> **WHAT THE TASK ASKS**
Copy out every line of the data where the word "Serviço" is found.

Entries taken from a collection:
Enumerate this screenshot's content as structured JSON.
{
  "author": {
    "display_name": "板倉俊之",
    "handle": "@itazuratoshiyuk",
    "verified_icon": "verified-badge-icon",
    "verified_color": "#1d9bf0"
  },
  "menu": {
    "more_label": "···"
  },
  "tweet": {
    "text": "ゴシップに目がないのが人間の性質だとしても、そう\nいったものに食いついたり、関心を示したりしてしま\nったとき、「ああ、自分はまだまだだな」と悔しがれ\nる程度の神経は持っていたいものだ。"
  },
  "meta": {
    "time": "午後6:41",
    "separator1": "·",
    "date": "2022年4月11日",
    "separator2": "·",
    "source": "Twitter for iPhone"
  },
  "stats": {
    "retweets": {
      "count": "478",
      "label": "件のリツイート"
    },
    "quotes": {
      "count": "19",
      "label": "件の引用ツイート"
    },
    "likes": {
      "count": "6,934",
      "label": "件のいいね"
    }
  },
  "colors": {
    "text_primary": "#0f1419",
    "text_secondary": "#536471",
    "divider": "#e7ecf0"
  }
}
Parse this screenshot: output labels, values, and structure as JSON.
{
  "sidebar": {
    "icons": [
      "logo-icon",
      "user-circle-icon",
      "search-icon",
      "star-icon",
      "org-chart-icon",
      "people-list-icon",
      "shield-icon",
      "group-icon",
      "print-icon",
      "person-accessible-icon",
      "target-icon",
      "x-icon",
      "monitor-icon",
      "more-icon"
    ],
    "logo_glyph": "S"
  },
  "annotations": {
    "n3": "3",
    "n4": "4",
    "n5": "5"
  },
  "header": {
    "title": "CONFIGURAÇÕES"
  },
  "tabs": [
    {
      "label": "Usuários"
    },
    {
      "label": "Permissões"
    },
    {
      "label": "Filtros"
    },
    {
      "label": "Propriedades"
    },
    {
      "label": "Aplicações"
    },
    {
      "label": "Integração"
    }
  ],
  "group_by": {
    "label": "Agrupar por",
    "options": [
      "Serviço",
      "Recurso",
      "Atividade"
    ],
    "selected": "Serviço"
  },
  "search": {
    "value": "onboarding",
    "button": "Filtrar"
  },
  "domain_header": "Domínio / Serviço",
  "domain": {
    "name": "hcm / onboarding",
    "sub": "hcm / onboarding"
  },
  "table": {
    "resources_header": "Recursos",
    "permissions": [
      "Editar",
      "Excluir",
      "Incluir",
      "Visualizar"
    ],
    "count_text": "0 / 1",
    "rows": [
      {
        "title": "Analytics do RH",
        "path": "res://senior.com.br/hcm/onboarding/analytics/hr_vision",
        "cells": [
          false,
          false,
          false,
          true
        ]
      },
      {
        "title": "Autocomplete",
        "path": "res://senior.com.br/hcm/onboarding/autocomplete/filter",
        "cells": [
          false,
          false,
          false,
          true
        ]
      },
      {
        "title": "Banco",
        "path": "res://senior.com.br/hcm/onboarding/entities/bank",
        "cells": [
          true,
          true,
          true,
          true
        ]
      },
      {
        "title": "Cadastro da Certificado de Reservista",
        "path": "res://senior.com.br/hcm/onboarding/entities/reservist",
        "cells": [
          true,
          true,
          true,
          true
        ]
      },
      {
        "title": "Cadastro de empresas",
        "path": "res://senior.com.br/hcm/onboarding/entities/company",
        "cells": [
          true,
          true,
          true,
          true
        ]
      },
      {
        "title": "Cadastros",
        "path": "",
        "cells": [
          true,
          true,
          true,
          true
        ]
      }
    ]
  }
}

> **SOLUTION FOR THIS TASK**
      "Serviço",
    "selected": "Serviço"
  "domain_header": "Domínio / Serviço",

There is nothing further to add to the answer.